The strike was so much more straightforward in 1987. I was then a trainee member of the Council of the Irish Medical Organization and our task was to change an overtime rate of half of the hourly rate to one of at least time and a quarter, thereby removing the employer incentive for virtually limitless overtime.
Even in the somewhat less relaxed professional climate of the time, most consultants were sympathetic, the public even more so, and apart from special cases, the strike was all-out for 24 hours – and successful.
Reel on 26 years, and the situation is significantly more challenging. For the junior doctors (termed non-consultant hospital doctors (NCHDs) in the Irish health service, the climate has been progressively soured in the last five years by significant cuts in pay, increases in taxes, removal of a formerly generous CPD allowance which covered diploma fees and more, and major difficulties in getting payment for modest amounts of unrostered overtime in many hospitals.
In addition, failure to implement hospital reforms mooted in successive reports from 1968 to 2003 has left a large number of relatively small hospitals with insufficient staff to implement more humane rosters and provide cover, with consultant numbers thinly dispersed. Increasingly smaller numbers of Irish graduates wished to work in the system, particularly outside the larger urban centres (see more).
Perhaps the unkindest cut of all was the deeply unhappy decision by the general practitioner and businessman Minister for Health, Dr James Reilly, to cut the pay of incoming hospital consultants by 30%. This was a solo run by the minister just ahead of a confidence vote on his performance in the Irish parliament, and was announced immediately after, and separate to, an agreement between the consultants and Department of Health on increased flexibility on working arrangements. Indeed, the Irish Medical Organization had to undertake significant work with its members to explain that this action had nothing to do with the agreement.
While doctors across all disciplines have seen incomes cut significantly, this singling out of new consultants above and beyond these more general cuts has been particularly odious. In a system with no increments this leads to a financial apartheid between colleagues carrying out similar clinical duties. Senior Department of Health and health service personnel express dismay in private but not in public, and only one in five vacant consultant posts has been filled since then http://www.independent.ie/irish-news/116000-hospital-jobs-go-unfilled-29163747.html .
Dr Reilly has been controversial in many ways, including the dubious honour of being the first sitting Irish Cabinet Minister ever to appear in Stubb’s Gazette as a debt defaulter, and the mysterious insertion of two health centres in his constituency on a list of primary care centres needing development (see more). However, for the profession, and emerging trainees, this extension of what is widely viewed as anti-consultant chippiness into an assault on another branch of medicine is unprecedented and seen as a grave error which, sadly, he is unlikely to admit to and which is a source of both present and future harm.

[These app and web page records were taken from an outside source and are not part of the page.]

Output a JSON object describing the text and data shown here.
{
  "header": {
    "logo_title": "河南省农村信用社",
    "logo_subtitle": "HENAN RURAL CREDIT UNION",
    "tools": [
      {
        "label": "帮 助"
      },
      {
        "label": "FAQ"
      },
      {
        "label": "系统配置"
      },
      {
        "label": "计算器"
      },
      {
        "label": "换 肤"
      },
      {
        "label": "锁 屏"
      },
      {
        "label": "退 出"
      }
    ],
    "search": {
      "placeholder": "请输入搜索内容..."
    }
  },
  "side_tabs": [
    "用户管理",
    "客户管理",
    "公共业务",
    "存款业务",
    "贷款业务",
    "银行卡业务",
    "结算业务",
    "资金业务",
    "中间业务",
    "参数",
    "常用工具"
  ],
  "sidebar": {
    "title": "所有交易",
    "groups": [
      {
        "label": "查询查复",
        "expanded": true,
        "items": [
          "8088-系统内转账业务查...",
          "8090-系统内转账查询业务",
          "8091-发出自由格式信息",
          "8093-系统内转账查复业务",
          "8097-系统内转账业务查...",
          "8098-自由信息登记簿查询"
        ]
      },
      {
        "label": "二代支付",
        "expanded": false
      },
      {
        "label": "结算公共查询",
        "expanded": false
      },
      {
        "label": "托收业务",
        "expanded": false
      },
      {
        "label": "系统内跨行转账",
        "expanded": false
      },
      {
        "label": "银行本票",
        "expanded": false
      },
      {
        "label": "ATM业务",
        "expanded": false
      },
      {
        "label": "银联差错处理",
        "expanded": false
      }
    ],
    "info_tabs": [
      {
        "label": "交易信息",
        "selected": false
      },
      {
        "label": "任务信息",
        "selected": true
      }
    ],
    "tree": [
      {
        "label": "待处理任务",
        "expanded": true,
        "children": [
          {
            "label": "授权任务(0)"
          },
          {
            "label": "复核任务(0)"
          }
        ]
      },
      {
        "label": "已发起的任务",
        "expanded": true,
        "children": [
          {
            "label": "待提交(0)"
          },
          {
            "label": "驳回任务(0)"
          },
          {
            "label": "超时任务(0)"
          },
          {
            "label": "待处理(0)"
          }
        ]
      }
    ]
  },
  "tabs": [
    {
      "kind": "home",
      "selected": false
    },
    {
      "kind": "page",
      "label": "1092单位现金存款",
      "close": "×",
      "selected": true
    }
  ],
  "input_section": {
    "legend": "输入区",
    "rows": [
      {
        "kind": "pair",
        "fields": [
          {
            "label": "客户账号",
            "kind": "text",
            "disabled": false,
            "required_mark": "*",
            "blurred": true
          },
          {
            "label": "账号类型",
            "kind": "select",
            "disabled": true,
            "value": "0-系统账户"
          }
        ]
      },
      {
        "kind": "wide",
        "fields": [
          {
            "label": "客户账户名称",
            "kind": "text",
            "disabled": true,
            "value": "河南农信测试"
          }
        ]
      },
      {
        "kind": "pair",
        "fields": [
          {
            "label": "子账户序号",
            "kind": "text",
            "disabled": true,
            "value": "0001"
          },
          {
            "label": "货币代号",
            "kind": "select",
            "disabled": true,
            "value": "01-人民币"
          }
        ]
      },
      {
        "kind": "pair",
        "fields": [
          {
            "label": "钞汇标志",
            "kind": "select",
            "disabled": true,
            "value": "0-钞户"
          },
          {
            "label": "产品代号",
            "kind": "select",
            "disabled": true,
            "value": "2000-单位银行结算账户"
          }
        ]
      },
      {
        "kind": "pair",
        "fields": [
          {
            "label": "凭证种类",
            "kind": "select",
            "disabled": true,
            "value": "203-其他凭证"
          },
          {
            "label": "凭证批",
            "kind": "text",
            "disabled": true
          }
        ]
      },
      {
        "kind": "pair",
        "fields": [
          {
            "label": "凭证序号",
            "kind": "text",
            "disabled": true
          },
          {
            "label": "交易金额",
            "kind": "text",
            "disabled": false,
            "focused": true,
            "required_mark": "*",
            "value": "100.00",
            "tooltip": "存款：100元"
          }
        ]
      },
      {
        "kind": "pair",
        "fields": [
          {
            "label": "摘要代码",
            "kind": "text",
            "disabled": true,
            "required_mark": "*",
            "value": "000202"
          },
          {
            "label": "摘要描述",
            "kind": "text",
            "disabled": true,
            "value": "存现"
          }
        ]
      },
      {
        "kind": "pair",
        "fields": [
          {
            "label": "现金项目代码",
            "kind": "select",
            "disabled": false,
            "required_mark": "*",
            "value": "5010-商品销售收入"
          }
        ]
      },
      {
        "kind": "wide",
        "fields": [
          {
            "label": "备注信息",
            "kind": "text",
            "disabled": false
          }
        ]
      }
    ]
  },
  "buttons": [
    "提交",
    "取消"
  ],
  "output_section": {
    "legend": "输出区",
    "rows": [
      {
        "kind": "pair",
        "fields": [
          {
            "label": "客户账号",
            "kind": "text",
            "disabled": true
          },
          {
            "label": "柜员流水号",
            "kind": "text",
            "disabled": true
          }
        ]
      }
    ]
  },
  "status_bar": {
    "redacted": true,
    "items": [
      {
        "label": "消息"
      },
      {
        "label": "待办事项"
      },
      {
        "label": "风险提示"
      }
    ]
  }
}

Our NCHDs are now threatening strike action for a range of issues, including a maximum 24 hour roster, implementation of the European Working Time Directive (EWTD), and reversal of the extra pay cut for newly-recruited consultants. Without increased numbers of medical staff (as took place in the UK for implementation of EWTD) and significant reform of the hospitals, it is hard to see how the first two objectives can be achieved in the shorter term outside all but a tiny number of the largest hospitals.
In addition, the experience for trainees and trainers of the shift systems in the UK is widely perceived as very problematic in terms of rota gaps, continuity of care, and training. The Royal College of Physicians in Ireland has developed a somewhat tardy response to the Herculean challenge of combining humane hours with continuity of care and training.
Minister Reilly is also attempting to by-pass both the Irish Medical Organization (despite being its former president and a GP member of its Council around the time of the 1987 strike) and the training bodies by asking the President of Dublin City University to chair a forum for trainees only. His comments that he wanted to create a space in which non-consultant doctors could give their thoughts “without intimidation from people at the top” or “fear of consequence for them” is sadly revealing of a mindset moored in atavistic perceptions of consultants, and it is hoped that our NCHDs will have more nous than to get engaged in this diversionary exercise.
So, as our trainees review what looks like an unsatisfactory response from the Irish health service to the threat of industrial action, the thoughts and wishes of their consultant colleagues are fully supportive and hope that they will be savvy enough to hold out for a package which realistically meets the needs of safety, care and training, supported by an adequate CPD allowance and restoration of parity with their colleagues should they decide on a career as a consultant.
Desmond O’Neill is a consultant physician in geriatric and stroke medicine and immediate past president of the European Union Geriatric Medicine Society.